##### Data records #####

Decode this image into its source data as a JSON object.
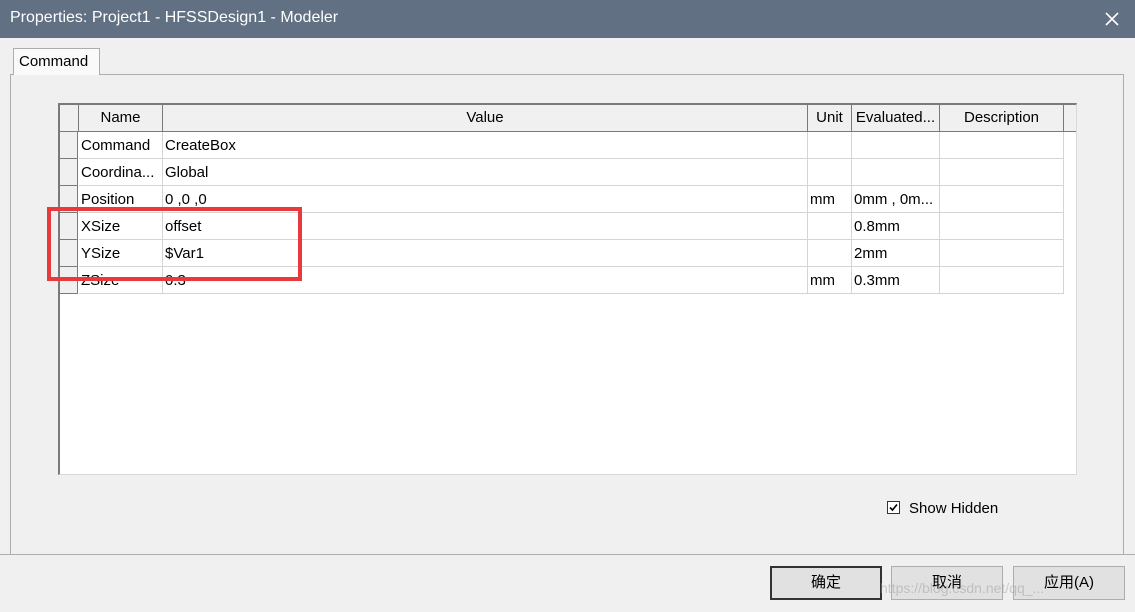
{
  "window": {
    "title": "Properties: Project1 - HFSSDesign1 - Modeler"
  },
  "tabs": [
    {
      "label": "Command"
    }
  ],
  "grid": {
    "columns": [
      "Name",
      "Value",
      "Unit",
      "Evaluated...",
      "Description"
    ],
    "rows": [
      {
        "name": "Command",
        "value": "CreateBox",
        "unit": "",
        "evaluated": "",
        "description": ""
      },
      {
        "name": "Coordina...",
        "value": "Global",
        "unit": "",
        "evaluated": "",
        "description": ""
      },
      {
        "name": "Position",
        "value": "0 ,0 ,0",
        "unit": "mm",
        "evaluated": "0mm , 0m...",
        "description": ""
      },
      {
        "name": "XSize",
        "value": "offset",
        "unit": "",
        "evaluated": "0.8mm",
        "description": ""
      },
      {
        "name": "YSize",
        "value": "$Var1",
        "unit": "",
        "evaluated": "2mm",
        "description": ""
      },
      {
        "name": "ZSize",
        "value": "0.3",
        "unit": "mm",
        "evaluated": "0.3mm",
        "description": ""
      }
    ]
  },
  "show_hidden": {
    "label": "Show Hidden",
    "checked": true
  },
  "buttons": {
    "ok": "确定",
    "cancel": "取消",
    "apply": "应用(A)"
  },
  "watermark": "https://blog.csdn.net/qq_...",
  "colors": {
    "titlebar": "#617082",
    "highlight": "#e8393c",
    "background": "#f0f0f0"
  }
}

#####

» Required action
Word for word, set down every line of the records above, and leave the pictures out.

» Reply to the exercise
Decode this image into its source data as a JSON object.
{
  "window": {
    "title": "Properties: Project1 - HFSSDesign1 - Modeler"
  },
  "tabs": [
    {
      "label": "Command"
    }
  ],
  "grid": {
    "columns": [
      "Name",
      "Value",
      "Unit",
      "Evaluated...",
      "Description"
    ],
    "rows": [
      {
        "name": "Command",
        "value": "CreateBox",
        "unit": "",
        "evaluated": "",
        "description": ""
      },
      {
        "name": "Coordina...",
        "value": "Global",
        "unit": "",
        "evaluated": "",
        "description": ""
      },
      {
        "name": "Position",
        "value": "0 ,0 ,0",
        "unit": "mm",
        "evaluated": "0mm , 0m...",
        "description": ""
      },
      {
        "name": "XSize",
        "value": "offset",
        "unit": "",
        "evaluated": "0.8mm",
        "description": ""
      },
      {
        "name": "YSize",
        "value": "$Var1",
        "unit": "",
        "evaluated": "2mm",
        "description": ""
      },
      {
        "name": "ZSize",
        "value": "0.3",
        "unit": "mm",
        "evaluated": "0.3mm",
        "description": ""
      }
    ]
  },
  "show_hidden": {
    "label": "Show Hidden",
    "checked": true
  },
  "buttons": {
    "ok": "确定",
    "cancel": "取消",
    "apply": "应用(A)"
  },
  "watermark": "https://blog.csdn.net/qq_...",
  "colors": {
    "titlebar": "#617082",
    "highlight": "#e8393c",
    "background": "#f0f0f0"
  }
}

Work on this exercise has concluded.